A study published last year in the Journal of Health Economics found that strengthening social capital－a term the researchers used to describe a society's connection, trust and unity－will help reduce COVID-19 infections and deaths.
The study analyzed the 2020 pandemic situation in seven European countries, including the United Kingdom, Germany and Italy. It concluded that increased social capital could result in a 34 percent fall in COVID-19 cases and a 35 percent decline in excessive deaths.
Chan said that although the Chinese mainland and countries such as the United Kingdom have adopted different anti-pandemic strategies, they have attached great importance to the role played by communities.
The mainland and Taiwan released specified guidance in the early months of 2020 when COVID-19 spread, instructing communities to properly handle the pandemic and mobilize regional resources.
Chan said that although the situation in different regions may vary, Hong Kong can still draw on a wealth of experience to better use its numerous district organizations and workers.
She also encouraged the Hong Kong government and community groups to use technology to improve the city's warning system against COVID-19.
The LeaveHomeSafe app and the emergency warning system that told residents that Queen Elizabeth Hospital had been converted into a designated COVID-19 facility could be better used to distribute anti-pandemic information, Chan said.
She also hopes that local groups will organize more activities to strengthen connections among neighbors to boost mutual help during a crisis. Chan added that in Japan, for example, it is adults' duty to take care of seniors in their neighborhood.
"We often treat pandemics as incidents that are mainly dealt with by the medical sector.
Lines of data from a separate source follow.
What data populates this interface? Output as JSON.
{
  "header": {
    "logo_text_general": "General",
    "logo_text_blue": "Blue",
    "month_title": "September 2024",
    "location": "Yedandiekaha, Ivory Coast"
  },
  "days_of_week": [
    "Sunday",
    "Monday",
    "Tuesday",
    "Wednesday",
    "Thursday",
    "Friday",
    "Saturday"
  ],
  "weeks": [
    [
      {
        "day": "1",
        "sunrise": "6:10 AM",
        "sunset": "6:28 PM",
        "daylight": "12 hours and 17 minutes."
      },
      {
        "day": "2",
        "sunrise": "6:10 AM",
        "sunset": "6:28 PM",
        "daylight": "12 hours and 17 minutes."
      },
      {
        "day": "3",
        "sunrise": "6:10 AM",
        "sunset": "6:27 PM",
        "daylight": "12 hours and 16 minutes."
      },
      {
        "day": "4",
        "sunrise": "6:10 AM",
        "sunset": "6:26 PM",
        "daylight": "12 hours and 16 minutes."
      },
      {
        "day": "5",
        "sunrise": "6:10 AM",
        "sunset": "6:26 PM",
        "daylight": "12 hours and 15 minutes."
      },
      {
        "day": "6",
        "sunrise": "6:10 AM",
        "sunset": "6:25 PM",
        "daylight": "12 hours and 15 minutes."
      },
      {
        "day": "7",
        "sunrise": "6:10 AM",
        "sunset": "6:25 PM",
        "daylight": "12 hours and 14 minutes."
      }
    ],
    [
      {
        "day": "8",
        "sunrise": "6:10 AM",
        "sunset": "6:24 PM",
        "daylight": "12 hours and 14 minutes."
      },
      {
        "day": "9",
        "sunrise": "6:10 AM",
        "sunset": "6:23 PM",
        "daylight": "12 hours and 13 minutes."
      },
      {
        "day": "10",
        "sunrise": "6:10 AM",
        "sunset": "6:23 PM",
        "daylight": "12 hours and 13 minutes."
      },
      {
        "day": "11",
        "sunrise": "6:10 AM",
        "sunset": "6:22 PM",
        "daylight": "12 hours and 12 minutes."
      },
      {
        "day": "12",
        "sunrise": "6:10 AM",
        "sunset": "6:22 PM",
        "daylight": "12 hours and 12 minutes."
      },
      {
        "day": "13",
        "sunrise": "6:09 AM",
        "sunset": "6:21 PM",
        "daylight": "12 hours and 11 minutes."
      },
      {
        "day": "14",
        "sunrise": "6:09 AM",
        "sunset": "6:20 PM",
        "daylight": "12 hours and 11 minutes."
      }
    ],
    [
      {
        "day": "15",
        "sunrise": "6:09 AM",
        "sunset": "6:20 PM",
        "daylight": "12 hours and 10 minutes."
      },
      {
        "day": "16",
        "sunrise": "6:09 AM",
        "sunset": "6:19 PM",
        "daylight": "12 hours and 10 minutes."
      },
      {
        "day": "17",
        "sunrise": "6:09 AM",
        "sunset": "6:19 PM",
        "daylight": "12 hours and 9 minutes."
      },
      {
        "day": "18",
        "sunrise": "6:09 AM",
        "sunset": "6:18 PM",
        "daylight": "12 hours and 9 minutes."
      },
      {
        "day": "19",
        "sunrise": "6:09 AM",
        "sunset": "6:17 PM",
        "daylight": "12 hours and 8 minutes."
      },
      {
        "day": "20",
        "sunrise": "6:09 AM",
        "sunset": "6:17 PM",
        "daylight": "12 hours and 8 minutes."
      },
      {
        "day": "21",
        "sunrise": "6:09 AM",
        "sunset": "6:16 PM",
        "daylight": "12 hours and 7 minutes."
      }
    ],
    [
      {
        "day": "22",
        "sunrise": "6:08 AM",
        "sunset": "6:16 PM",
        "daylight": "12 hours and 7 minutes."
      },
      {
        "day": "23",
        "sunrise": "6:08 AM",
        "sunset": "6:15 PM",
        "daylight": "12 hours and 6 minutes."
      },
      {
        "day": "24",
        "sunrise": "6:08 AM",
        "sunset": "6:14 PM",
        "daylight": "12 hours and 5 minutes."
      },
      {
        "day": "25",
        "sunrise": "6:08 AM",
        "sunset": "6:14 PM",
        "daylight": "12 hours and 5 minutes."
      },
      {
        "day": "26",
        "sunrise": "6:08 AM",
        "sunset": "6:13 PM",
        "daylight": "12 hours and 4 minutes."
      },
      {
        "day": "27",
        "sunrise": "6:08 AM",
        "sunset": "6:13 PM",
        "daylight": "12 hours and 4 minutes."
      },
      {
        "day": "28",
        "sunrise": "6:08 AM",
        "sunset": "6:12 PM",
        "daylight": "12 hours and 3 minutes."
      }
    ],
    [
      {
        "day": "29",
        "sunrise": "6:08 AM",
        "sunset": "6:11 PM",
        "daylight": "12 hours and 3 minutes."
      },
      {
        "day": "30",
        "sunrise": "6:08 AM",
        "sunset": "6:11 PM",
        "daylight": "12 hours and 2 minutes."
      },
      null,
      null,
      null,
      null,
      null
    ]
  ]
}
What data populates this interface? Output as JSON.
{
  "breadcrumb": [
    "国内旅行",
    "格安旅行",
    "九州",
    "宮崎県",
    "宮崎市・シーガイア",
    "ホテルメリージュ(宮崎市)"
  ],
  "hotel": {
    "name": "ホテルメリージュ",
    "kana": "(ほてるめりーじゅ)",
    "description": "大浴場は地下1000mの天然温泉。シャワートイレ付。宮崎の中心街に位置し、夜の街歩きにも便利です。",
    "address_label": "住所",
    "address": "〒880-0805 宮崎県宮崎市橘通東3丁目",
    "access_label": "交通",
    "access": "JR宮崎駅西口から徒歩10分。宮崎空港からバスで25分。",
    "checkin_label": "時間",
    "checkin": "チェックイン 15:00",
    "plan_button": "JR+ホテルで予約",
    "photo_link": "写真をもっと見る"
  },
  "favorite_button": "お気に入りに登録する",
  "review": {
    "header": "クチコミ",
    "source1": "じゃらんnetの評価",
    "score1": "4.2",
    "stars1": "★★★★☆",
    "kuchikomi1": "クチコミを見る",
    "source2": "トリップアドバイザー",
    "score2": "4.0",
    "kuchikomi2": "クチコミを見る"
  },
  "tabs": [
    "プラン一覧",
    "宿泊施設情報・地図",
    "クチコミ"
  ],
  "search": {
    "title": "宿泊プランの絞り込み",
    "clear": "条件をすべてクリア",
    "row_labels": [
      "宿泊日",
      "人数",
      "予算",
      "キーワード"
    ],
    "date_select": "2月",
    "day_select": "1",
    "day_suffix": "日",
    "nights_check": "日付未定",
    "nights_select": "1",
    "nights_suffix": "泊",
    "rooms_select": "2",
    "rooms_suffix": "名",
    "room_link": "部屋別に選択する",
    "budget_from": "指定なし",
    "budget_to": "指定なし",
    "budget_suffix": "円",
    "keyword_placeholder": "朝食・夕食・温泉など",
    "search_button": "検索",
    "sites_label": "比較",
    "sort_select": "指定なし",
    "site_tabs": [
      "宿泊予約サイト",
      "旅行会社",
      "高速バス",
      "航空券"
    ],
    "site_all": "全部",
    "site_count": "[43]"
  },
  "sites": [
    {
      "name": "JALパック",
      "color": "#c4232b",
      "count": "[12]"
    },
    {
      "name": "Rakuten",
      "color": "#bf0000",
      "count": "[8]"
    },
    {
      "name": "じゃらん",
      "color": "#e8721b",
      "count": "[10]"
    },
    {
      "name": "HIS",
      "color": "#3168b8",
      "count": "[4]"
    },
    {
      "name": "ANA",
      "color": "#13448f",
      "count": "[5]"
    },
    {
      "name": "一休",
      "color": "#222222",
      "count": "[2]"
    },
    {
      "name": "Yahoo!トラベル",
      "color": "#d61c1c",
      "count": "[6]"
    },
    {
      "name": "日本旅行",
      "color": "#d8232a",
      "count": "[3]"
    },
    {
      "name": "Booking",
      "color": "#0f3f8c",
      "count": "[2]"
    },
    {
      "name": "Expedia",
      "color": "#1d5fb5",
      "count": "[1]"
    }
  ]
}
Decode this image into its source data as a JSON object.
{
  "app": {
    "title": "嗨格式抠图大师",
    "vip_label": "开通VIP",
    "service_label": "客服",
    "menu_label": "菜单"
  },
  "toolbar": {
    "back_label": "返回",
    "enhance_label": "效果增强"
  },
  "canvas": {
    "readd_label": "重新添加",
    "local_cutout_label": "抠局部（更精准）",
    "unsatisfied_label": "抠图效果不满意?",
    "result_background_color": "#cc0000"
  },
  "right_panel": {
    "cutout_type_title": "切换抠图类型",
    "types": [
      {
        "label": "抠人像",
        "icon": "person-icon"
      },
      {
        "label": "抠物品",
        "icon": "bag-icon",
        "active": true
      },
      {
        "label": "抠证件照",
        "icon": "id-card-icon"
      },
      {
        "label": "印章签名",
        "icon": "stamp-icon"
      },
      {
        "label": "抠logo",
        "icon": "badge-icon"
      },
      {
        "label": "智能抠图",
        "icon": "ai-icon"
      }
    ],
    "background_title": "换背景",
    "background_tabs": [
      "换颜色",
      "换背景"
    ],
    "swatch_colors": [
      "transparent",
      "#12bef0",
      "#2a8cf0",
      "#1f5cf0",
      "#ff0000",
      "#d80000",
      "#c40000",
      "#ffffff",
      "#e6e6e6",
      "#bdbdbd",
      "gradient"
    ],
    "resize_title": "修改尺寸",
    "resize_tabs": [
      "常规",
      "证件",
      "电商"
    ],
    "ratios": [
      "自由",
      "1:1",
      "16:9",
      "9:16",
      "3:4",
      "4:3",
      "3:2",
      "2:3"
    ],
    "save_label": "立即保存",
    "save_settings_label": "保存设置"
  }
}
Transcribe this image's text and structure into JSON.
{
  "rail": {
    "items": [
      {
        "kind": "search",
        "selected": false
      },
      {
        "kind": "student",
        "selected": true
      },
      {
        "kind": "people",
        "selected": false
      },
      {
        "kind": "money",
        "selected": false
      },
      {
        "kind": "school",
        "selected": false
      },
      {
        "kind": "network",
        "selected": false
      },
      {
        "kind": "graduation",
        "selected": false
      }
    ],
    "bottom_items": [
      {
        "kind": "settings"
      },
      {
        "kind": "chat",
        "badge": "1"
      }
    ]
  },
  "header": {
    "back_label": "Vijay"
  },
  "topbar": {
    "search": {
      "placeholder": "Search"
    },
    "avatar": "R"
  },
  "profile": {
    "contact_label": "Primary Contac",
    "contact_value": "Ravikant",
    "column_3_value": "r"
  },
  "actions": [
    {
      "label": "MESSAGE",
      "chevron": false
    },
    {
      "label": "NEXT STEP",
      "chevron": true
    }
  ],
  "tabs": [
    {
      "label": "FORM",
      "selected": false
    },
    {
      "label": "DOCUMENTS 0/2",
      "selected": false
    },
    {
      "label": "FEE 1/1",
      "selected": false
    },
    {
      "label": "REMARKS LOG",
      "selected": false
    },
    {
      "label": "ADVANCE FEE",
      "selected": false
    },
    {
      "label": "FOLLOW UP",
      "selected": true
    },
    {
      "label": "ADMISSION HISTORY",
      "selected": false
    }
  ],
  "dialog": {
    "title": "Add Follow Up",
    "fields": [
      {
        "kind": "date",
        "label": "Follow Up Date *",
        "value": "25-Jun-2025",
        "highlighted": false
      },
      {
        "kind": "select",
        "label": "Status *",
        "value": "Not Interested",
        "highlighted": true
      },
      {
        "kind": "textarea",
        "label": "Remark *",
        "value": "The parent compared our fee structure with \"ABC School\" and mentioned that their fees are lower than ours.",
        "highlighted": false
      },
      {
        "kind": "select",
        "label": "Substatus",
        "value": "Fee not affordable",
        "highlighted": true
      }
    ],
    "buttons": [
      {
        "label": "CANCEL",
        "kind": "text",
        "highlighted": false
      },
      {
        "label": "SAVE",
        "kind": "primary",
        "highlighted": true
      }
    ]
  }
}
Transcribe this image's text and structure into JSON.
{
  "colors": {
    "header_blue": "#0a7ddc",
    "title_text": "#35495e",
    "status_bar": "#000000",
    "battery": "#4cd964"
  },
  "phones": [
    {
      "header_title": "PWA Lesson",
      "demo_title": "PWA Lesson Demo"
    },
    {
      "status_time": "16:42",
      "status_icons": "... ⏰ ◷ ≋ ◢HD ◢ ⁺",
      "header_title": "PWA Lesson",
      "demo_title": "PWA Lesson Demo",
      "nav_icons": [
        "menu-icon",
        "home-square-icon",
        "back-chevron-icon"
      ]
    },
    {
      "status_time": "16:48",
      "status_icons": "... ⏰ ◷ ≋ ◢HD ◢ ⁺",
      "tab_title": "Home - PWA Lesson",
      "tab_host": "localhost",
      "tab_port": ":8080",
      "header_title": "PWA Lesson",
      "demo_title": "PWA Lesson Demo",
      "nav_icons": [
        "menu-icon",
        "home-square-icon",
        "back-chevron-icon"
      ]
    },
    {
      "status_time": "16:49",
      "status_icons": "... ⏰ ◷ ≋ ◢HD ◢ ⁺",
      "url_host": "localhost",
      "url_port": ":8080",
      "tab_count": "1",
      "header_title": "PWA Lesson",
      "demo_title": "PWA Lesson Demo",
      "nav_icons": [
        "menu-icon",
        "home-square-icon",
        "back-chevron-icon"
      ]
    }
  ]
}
But this one has evolved into a new kind of disaster that requires all of society's strength to overcome it. Communities, the closest defense for us, must be bolstered to ensure we remain safe in the future," Chan said.